I go along to the this conference because it’s useful for me to know more about the kind of things that arts marketers are dealing with and what sorts of trends are emerging. Plus quite a few clients go along – this year, by my count, about 10% of the organisations represented were ones we’ve recently worked with or for.

I won’t regurgitate notes from all of the sessions, but here are a few bits that stood out…

William Norris from the Orchestra of the Age of Enlightenment

OAE’s marketing was mentioned in a few sessions at the conference. They’ve done a very good job on The Night Shift, repackaging classical music to present it in a more contemporary context and attracting what they would consider to be a non-traditional audience. They’re doing something different again with The Works.

By way of background, William read some of this post from It nicely exposes the weirdness of the usual concert-going experience and is a good example of what you might call breaking normal. He made the point that long lists of musicians and composers can be a turn-off unless you’ve already heard of them – something that nightclub flyers do too.

One of my favourite ‘what if’s is: what if nightclub promoters were to bring their marketing techniques over to the cultural sector? OAE are going part of the way to answering that.

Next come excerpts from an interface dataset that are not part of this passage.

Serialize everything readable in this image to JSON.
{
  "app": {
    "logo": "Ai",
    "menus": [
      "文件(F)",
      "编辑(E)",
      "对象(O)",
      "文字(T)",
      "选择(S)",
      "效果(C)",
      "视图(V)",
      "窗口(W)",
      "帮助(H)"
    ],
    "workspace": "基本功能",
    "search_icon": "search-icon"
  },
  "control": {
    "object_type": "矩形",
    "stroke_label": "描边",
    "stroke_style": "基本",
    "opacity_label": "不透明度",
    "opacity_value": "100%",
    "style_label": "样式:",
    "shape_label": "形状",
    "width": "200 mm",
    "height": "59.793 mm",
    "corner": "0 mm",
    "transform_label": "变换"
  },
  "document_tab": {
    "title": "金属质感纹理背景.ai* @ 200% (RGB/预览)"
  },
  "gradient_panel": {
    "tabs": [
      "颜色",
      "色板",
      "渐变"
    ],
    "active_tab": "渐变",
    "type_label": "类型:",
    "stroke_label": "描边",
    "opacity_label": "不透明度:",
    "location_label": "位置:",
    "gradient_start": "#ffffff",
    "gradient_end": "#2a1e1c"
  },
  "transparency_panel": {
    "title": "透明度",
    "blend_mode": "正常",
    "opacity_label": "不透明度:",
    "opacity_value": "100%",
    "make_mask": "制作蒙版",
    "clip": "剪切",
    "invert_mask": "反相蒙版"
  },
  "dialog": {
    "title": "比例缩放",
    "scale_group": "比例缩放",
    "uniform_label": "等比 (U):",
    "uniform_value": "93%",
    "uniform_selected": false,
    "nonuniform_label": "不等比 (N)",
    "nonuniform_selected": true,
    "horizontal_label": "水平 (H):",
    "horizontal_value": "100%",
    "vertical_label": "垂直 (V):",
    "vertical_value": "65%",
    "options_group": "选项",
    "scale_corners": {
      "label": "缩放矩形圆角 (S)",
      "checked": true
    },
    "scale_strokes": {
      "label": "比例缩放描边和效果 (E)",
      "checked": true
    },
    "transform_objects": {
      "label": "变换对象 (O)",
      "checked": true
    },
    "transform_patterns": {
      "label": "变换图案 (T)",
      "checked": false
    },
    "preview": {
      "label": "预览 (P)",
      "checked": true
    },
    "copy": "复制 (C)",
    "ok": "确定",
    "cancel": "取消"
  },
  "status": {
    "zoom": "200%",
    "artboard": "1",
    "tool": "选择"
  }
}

Erica Whyman from Northern Stage

William made the point that you have to look at what surrounds the art – language, habits, rules, etc – and change them to suit the audience you want to attract. Erica started her talk with a provocation that tied in quite well with that. She asked:

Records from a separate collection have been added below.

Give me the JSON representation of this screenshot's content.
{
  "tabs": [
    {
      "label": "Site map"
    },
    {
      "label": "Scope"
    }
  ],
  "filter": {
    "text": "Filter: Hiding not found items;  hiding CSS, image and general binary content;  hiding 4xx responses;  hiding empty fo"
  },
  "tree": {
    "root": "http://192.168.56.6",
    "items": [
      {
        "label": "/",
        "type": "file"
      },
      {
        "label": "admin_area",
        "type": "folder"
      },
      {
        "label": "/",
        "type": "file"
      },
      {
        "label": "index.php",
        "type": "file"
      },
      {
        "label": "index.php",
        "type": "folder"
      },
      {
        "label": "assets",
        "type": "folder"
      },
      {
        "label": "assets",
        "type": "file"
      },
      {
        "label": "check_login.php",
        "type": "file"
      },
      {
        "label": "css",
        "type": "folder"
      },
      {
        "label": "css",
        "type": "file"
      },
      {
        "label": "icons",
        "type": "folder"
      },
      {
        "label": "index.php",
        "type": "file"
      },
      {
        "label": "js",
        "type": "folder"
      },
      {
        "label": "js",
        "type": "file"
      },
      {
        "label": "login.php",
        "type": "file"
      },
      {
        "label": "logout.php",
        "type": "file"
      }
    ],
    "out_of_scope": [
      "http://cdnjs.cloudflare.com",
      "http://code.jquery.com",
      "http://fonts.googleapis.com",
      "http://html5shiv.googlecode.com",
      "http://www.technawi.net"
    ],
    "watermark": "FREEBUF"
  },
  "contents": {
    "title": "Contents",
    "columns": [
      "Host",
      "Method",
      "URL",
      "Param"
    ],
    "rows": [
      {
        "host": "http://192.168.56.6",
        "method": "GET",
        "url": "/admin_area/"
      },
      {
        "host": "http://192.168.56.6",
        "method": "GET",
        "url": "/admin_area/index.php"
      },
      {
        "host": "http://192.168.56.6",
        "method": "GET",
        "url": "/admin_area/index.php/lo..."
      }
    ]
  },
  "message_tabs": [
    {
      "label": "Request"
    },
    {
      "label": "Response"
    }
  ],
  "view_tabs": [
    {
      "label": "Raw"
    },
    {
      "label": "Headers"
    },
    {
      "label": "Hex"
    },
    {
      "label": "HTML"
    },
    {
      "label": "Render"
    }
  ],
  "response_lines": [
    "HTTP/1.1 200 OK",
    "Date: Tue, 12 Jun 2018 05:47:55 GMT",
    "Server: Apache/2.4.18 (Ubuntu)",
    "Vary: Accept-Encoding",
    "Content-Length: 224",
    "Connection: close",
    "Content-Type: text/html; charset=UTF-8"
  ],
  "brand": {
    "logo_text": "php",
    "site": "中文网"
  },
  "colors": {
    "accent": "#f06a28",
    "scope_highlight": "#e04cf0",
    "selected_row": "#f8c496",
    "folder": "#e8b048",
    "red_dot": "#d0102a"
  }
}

Is the way we communicate about culture doing more harm than good?

The work being done by the NewcastleGateshead Cultural Venues partnership looked interesting.

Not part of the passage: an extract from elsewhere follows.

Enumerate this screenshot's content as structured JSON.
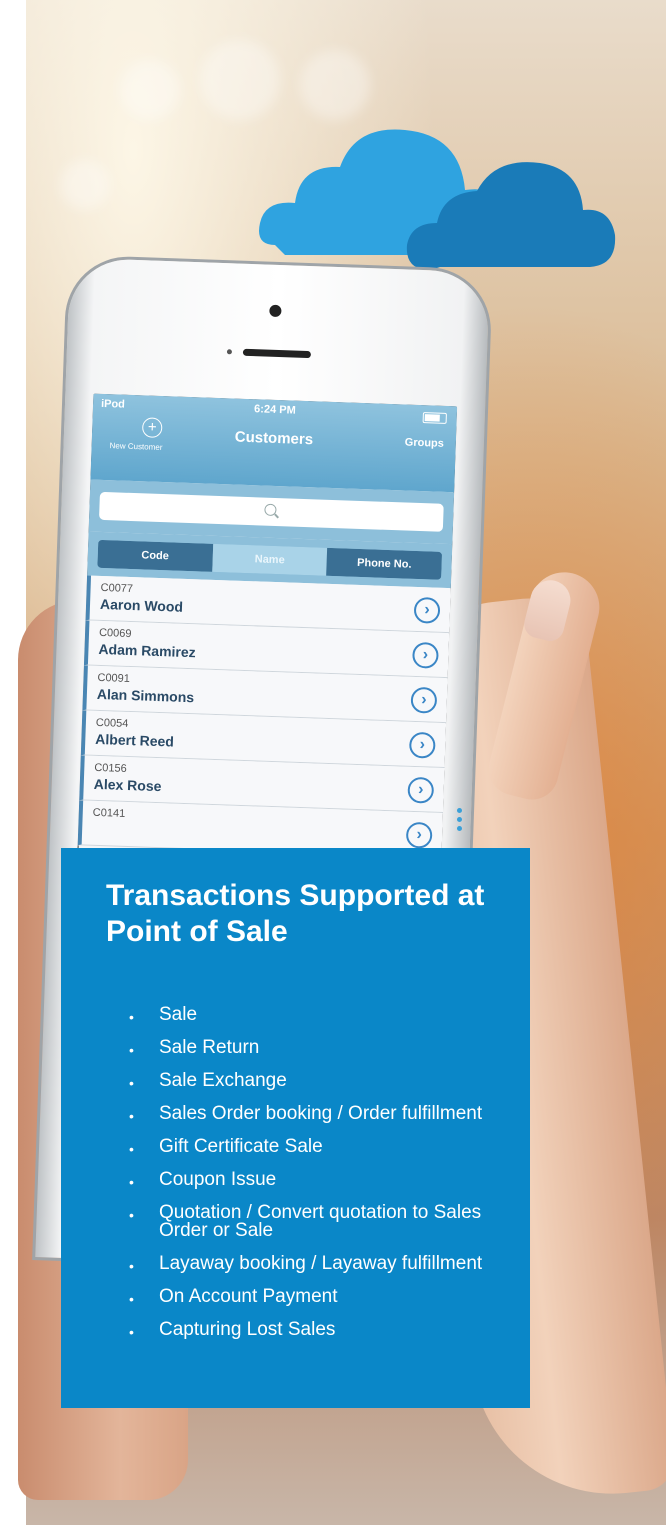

Ryan French from the Walker Art Center

Ryan talked about shifting interactions between the museum and its visitors from transactional to relational.

That’s the kind of thinking that sits behind their @analogtweet project and the 50/50 exhibition, with the public voting for the contents of that exhibition using kiosks placed during the previous show. It also explains the form of their new website, which has been held up as an example for others to follow (something I’m sceptical about, but I won’t get into here).

Nicole Newman from English National Opera

We were asked to keep the specifics of this seminar private, given the nature of what was being discussed. Still, it deserves a mention because it was a fascinating discussion about the kinds of considerations that come into play when dealing with the ethical issues that can accompany corporate sponsorship.

Published by Chris Unitt

I work at One Further, doing digital projects with cultural organisations. Follow @ChrisUnitt or find me on LinkedIn.